[Problem to solve]: The reply should contain every line of the data, repeated exactly, and no pictures.

[Given records]:
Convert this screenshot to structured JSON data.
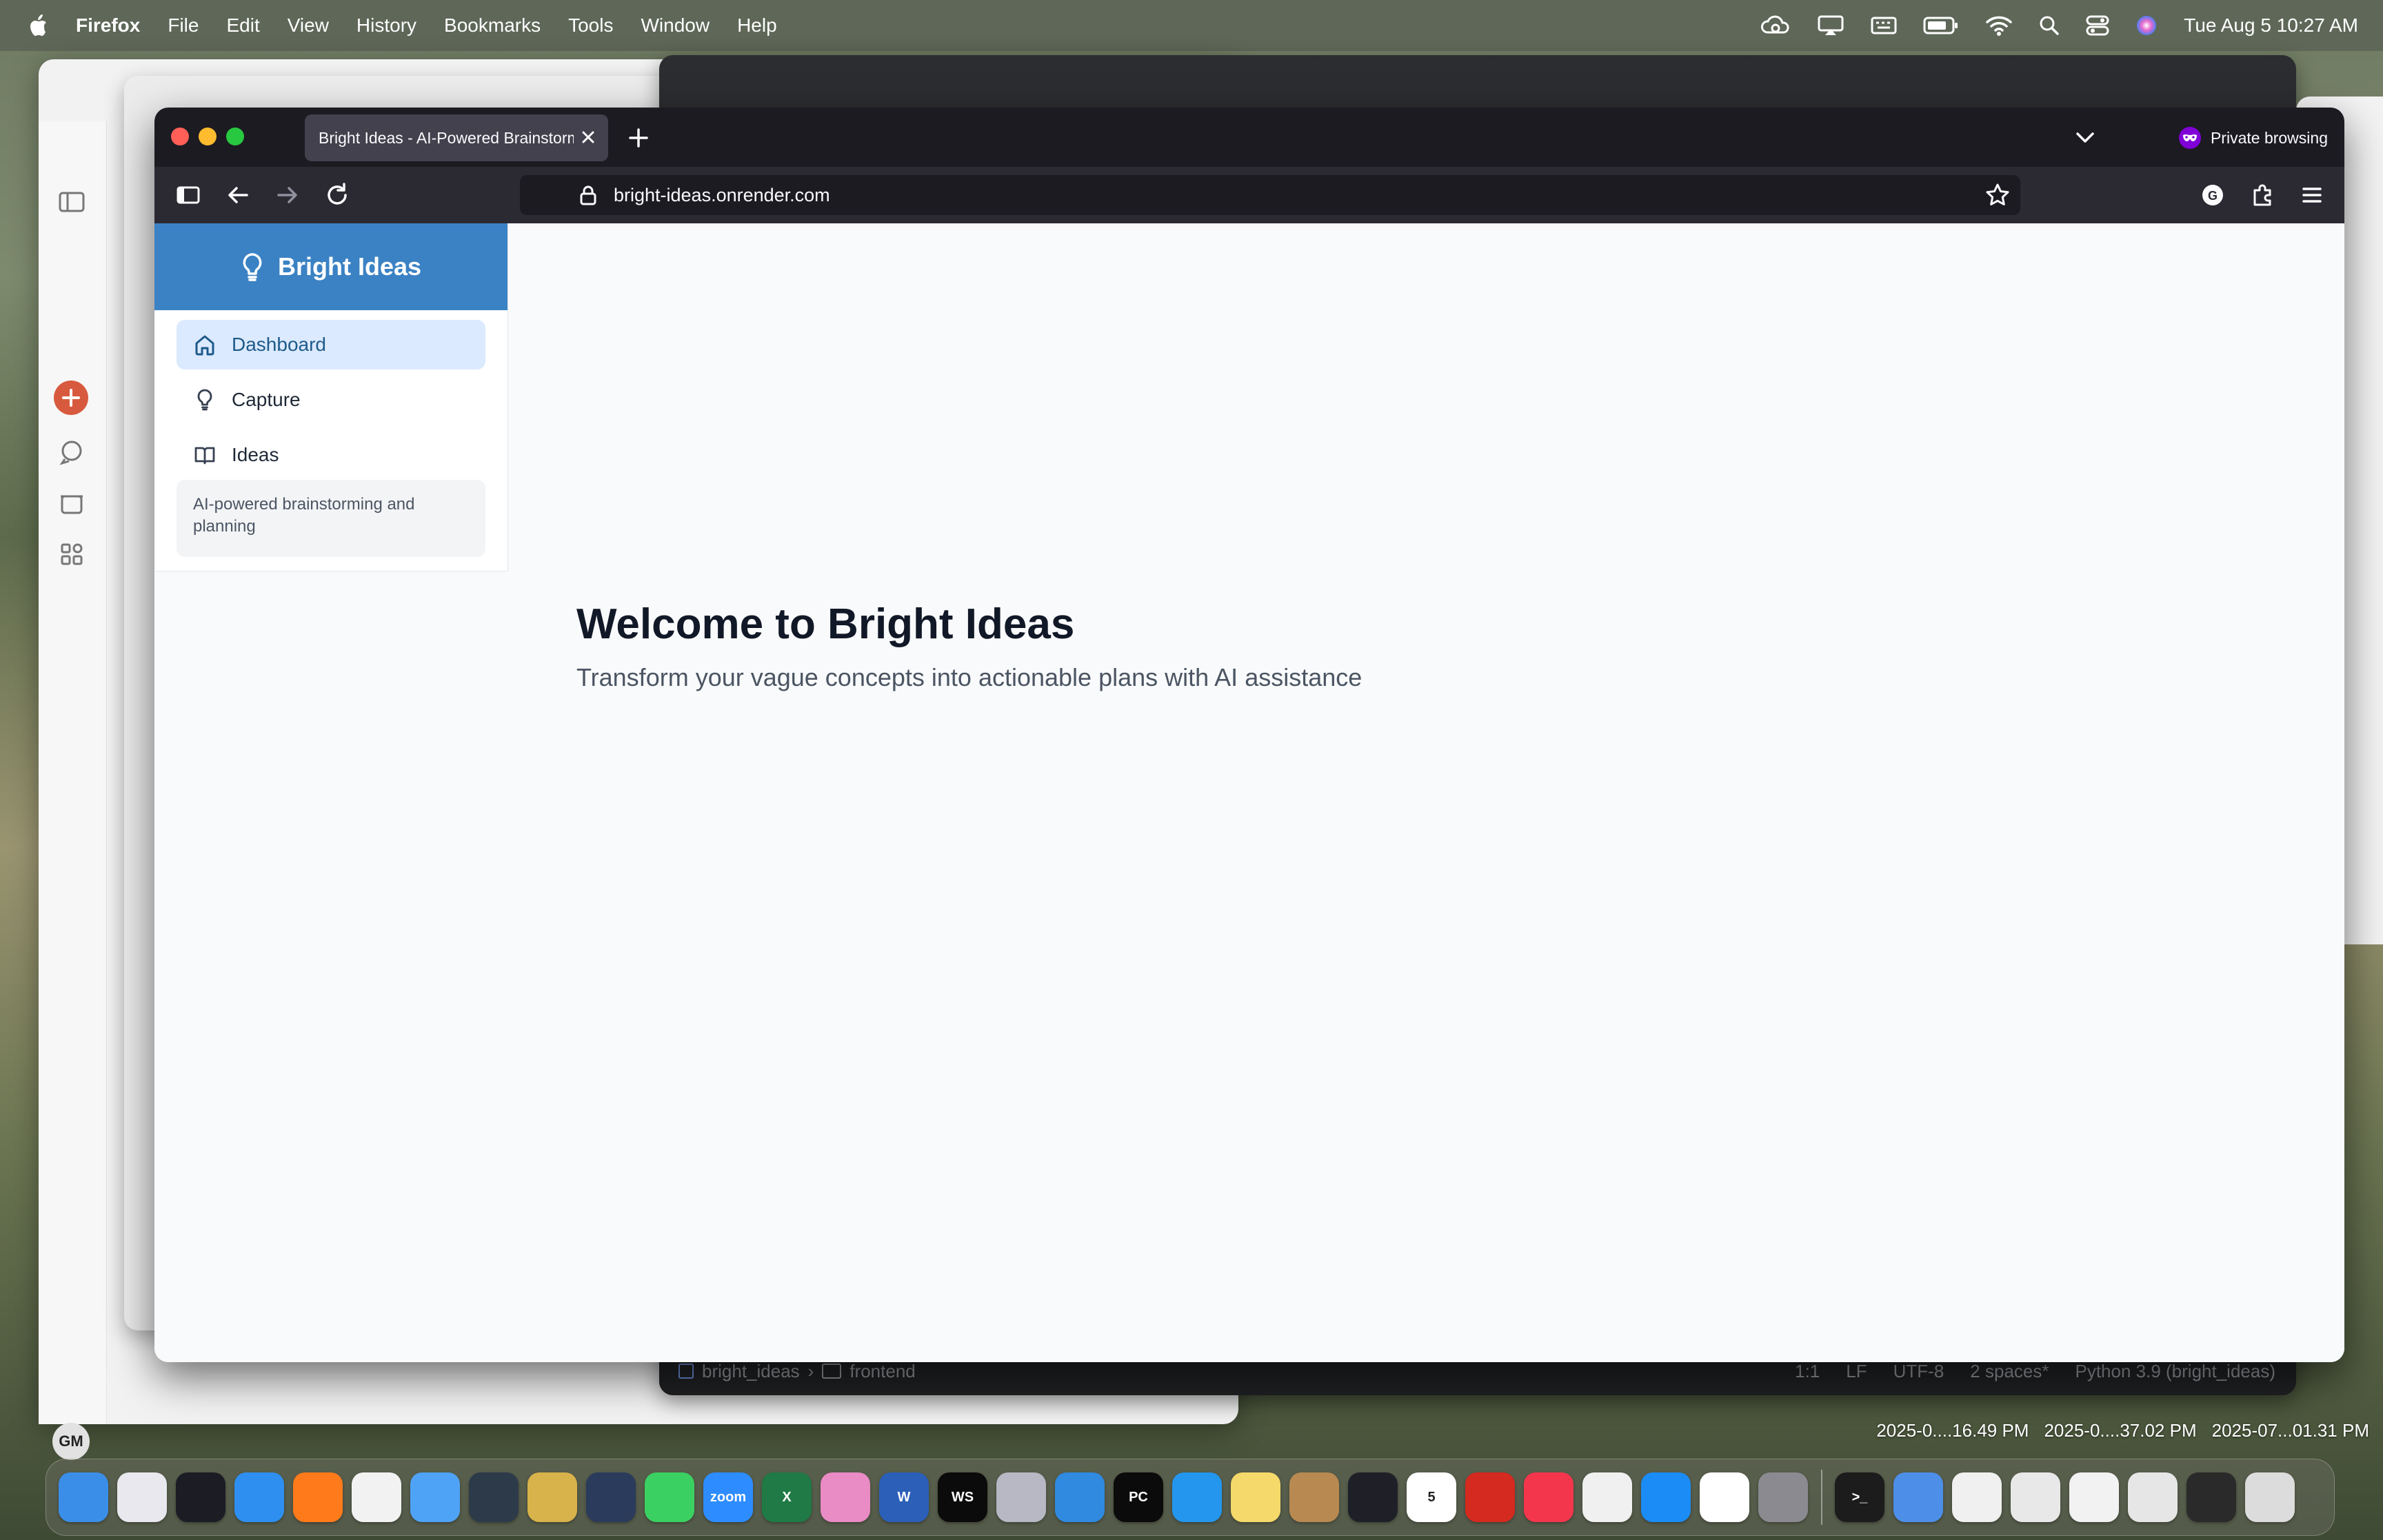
{
  "menubar": {
    "app_name": "Firefox",
    "menus": [
      "File",
      "Edit",
      "View",
      "History",
      "Bookmarks",
      "Tools",
      "Window",
      "Help"
    ],
    "clock": "Tue Aug 5  10:27 AM",
    "status_icons": [
      "cloud-sync-icon",
      "screen-mirror-icon",
      "keyboard-icon",
      "battery-icon",
      "wifi-icon",
      "spotlight-icon",
      "control-center-icon",
      "siri-icon"
    ]
  },
  "browser": {
    "tab_title": "Bright Ideas - AI-Powered Brainstorming",
    "url": "bright-ideas.onrender.com",
    "private_label": "Private browsing"
  },
  "app": {
    "brand": "Bright Ideas",
    "nav": [
      {
        "label": "Dashboard",
        "icon": "home-icon",
        "active": true
      },
      {
        "label": "Capture",
        "icon": "lightbulb-icon",
        "active": false
      },
      {
        "label": "Ideas",
        "icon": "book-icon",
        "active": false
      }
    ],
    "sidebar_footer": "AI-powered brainstorming and planning",
    "welcome_title": "Welcome to Bright Ideas",
    "welcome_subtitle": "Transform your vague concepts into actionable plans with AI assistance"
  },
  "ide_status": {
    "breadcrumb": [
      "bright_ideas",
      "frontend"
    ],
    "items": [
      "1:1",
      "LF",
      "UTF-8",
      "2 spaces*",
      "Python 3.9 (bright_ideas)"
    ]
  },
  "background_left": {
    "avatar": "GM"
  },
  "desktop": {
    "screenshots": [
      "2025-0....16.49 PM",
      "2025-0....37.02 PM",
      "2025-07...01.31 PM"
    ]
  },
  "dock": {
    "apps": [
      {
        "name": "Finder",
        "color": "#3b8ee8"
      },
      {
        "name": "Launchpad",
        "color": "#e8e8ee"
      },
      {
        "name": "Final Cut",
        "color": "#1c1c24"
      },
      {
        "name": "Safari",
        "color": "#2e8ff0"
      },
      {
        "name": "Firefox",
        "color": "#ff7a1a"
      },
      {
        "name": "Chrome",
        "color": "#f2f2f2"
      },
      {
        "name": "Mail",
        "color": "#4fa3f7"
      },
      {
        "name": "DaVinci",
        "color": "#2d3a4a"
      },
      {
        "name": "Cocktail",
        "color": "#d8b24a"
      },
      {
        "name": "Perplexity",
        "color": "#2a3b5c"
      },
      {
        "name": "Messages",
        "color": "#3bd162"
      },
      {
        "name": "Zoom",
        "color": "#2d8cff",
        "label": "zoom"
      },
      {
        "name": "Excel",
        "color": "#1f7a45",
        "label": "X"
      },
      {
        "name": "Pinterest",
        "color": "#e98bc4"
      },
      {
        "name": "Word",
        "color": "#2b5fb8",
        "label": "W"
      },
      {
        "name": "WebStorm",
        "color": "#0b0b0b",
        "label": "WS"
      },
      {
        "name": "Tools",
        "color": "#b8b8c4"
      },
      {
        "name": "VS Code",
        "color": "#2f8ae0"
      },
      {
        "name": "PyCharm",
        "color": "#0b0b0b",
        "label": "PC"
      },
      {
        "name": "Docker",
        "color": "#2496ed"
      },
      {
        "name": "Notes",
        "color": "#f5d96a"
      },
      {
        "name": "Contacts",
        "color": "#b88a52"
      },
      {
        "name": "Activity",
        "color": "#1f1f28"
      },
      {
        "name": "Calendar",
        "color": "#ffffff",
        "label": "5"
      },
      {
        "name": "Acrobat",
        "color": "#d42a20"
      },
      {
        "name": "Music",
        "color": "#f4364c"
      },
      {
        "name": "Photos",
        "color": "#f0f0f0"
      },
      {
        "name": "App Store",
        "color": "#1b8cf5"
      },
      {
        "name": "Kindle",
        "color": "#ffffff"
      },
      {
        "name": "Settings",
        "color": "#8a8a90"
      },
      {
        "name": "Terminal",
        "color": "#1c1c1c",
        "label": ">_"
      },
      {
        "name": "Xcode",
        "color": "#4d8ee8"
      },
      {
        "name": "TextEdit",
        "color": "#f0f0f0"
      },
      {
        "name": "Recent 1",
        "color": "#e8e8e8"
      },
      {
        "name": "Recent 2",
        "color": "#f2f2f2"
      },
      {
        "name": "Recent 3",
        "color": "#e6e6e6"
      },
      {
        "name": "Recent 4",
        "color": "#2a2a2a"
      },
      {
        "name": "Trash",
        "color": "#dcdcdc"
      }
    ]
  },
  "colors": {
    "brand_blue": "#3b82c4",
    "active_nav_bg": "#dbeafe",
    "firefox_toolbar": "#2b2a33",
    "firefox_tabstrip": "#1c1b22",
    "private_purple": "#8000d7"
  }
}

[Response box]:
Convert this screenshot to structured JSON data.
{
  "menubar": {
    "app_name": "Firefox",
    "menus": [
      "File",
      "Edit",
      "View",
      "History",
      "Bookmarks",
      "Tools",
      "Window",
      "Help"
    ],
    "clock": "Tue Aug 5  10:27 AM",
    "status_icons": [
      "cloud-sync-icon",
      "screen-mirror-icon",
      "keyboard-icon",
      "battery-icon",
      "wifi-icon",
      "spotlight-icon",
      "control-center-icon",
      "siri-icon"
    ]
  },
  "browser": {
    "tab_title": "Bright Ideas - AI-Powered Brainstorming",
    "url": "bright-ideas.onrender.com",
    "private_label": "Private browsing"
  },
  "app": {
    "brand": "Bright Ideas",
    "nav": [
      {
        "label": "Dashboard",
        "icon": "home-icon",
        "active": true
      },
      {
        "label": "Capture",
        "icon": "lightbulb-icon",
        "active": false
      },
      {
        "label": "Ideas",
        "icon": "book-icon",
        "active": false
      }
    ],
    "sidebar_footer": "AI-powered brainstorming and planning",
    "welcome_title": "Welcome to Bright Ideas",
    "welcome_subtitle": "Transform your vague concepts into actionable plans with AI assistance"
  },
  "ide_status": {
    "breadcrumb": [
      "bright_ideas",
      "frontend"
    ],
    "items": [
      "1:1",
      "LF",
      "UTF-8",
      "2 spaces*",
      "Python 3.9 (bright_ideas)"
    ]
  },
  "background_left": {
    "avatar": "GM"
  },
  "desktop": {
    "screenshots": [
      "2025-0....16.49 PM",
      "2025-0....37.02 PM",
      "2025-07...01.31 PM"
    ]
  },
  "dock": {
    "apps": [
      {
        "name": "Finder",
        "color": "#3b8ee8"
      },
      {
        "name": "Launchpad",
        "color": "#e8e8ee"
      },
      {
        "name": "Final Cut",
        "color": "#1c1c24"
      },
      {
        "name": "Safari",
        "color": "#2e8ff0"
      },
      {
        "name": "Firefox",
        "color": "#ff7a1a"
      },
      {
        "name": "Chrome",
        "color": "#f2f2f2"
      },
      {
        "name": "Mail",
        "color": "#4fa3f7"
      },
      {
        "name": "DaVinci",
        "color": "#2d3a4a"
      },
      {
        "name": "Cocktail",
        "color": "#d8b24a"
      },
      {
        "name": "Perplexity",
        "color": "#2a3b5c"
      },
      {
        "name": "Messages",
        "color": "#3bd162"
      },
      {
        "name": "Zoom",
        "color": "#2d8cff",
        "label": "zoom"
      },
      {
        "name": "Excel",
        "color": "#1f7a45",
        "label": "X"
      },
      {
        "name": "Pinterest",
        "color": "#e98bc4"
      },
      {
        "name": "Word",
        "color": "#2b5fb8",
        "label": "W"
      },
      {
        "name": "WebStorm",
        "color": "#0b0b0b",
        "label": "WS"
      },
      {
        "name": "Tools",
        "color": "#b8b8c4"
      },
      {
        "name": "VS Code",
        "color": "#2f8ae0"
      },
      {
        "name": "PyCharm",
        "color": "#0b0b0b",
        "label": "PC"
      },
      {
        "name": "Docker",
        "color": "#2496ed"
      },
      {
        "name": "Notes",
        "color": "#f5d96a"
      },
      {
        "name": "Contacts",
        "color": "#b88a52"
      },
      {
        "name": "Activity",
        "color": "#1f1f28"
      },
      {
        "name": "Calendar",
        "color": "#ffffff",
        "label": "5"
      },
      {
        "name": "Acrobat",
        "color": "#d42a20"
      },
      {
        "name": "Music",
        "color": "#f4364c"
      },
      {
        "name": "Photos",
        "color": "#f0f0f0"
      },
      {
        "name": "App Store",
        "color": "#1b8cf5"
      },
      {
        "name": "Kindle",
        "color": "#ffffff"
      },
      {
        "name": "Settings",
        "color": "#8a8a90"
      },
      {
        "name": "Terminal",
        "color": "#1c1c1c",
        "label": ">_"
      },
      {
        "name": "Xcode",
        "color": "#4d8ee8"
      },
      {
        "name": "TextEdit",
        "color": "#f0f0f0"
      },
      {
        "name": "Recent 1",
        "color": "#e8e8e8"
      },
      {
        "name": "Recent 2",
        "color": "#f2f2f2"
      },
      {
        "name": "Recent 3",
        "color": "#e6e6e6"
      },
      {
        "name": "Recent 4",
        "color": "#2a2a2a"
      },
      {
        "name": "Trash",
        "color": "#dcdcdc"
      }
    ]
  },
  "colors": {
    "brand_blue": "#3b82c4",
    "active_nav_bg": "#dbeafe",
    "firefox_toolbar": "#2b2a33",
    "firefox_tabstrip": "#1c1b22",
    "private_purple": "#8000d7"
  }
}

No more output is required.